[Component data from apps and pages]

=== Section Start ===

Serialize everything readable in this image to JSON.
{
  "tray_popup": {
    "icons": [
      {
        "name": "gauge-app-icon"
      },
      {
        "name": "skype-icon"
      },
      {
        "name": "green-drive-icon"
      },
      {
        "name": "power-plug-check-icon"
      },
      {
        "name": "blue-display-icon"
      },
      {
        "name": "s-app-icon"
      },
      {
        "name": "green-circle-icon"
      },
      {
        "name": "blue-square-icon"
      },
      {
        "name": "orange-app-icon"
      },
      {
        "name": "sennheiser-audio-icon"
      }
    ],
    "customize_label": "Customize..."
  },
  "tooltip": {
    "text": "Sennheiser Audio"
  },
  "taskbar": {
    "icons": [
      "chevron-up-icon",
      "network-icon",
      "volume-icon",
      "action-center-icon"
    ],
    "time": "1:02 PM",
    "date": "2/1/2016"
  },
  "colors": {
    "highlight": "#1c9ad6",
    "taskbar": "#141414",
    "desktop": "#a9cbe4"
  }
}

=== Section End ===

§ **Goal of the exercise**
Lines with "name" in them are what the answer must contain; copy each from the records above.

§ **Task result**
        "name": "gauge-app-icon"
        "name": "skype-icon"
        "name": "green-drive-icon"
        "name": "power-plug-check-icon"
        "name": "blue-display-icon"
        "name": "s-app-icon"
        "name": "green-circle-icon"
        "name": "blue-square-icon"
        "name": "orange-app-icon"
        "name": "sennheiser-audio-icon"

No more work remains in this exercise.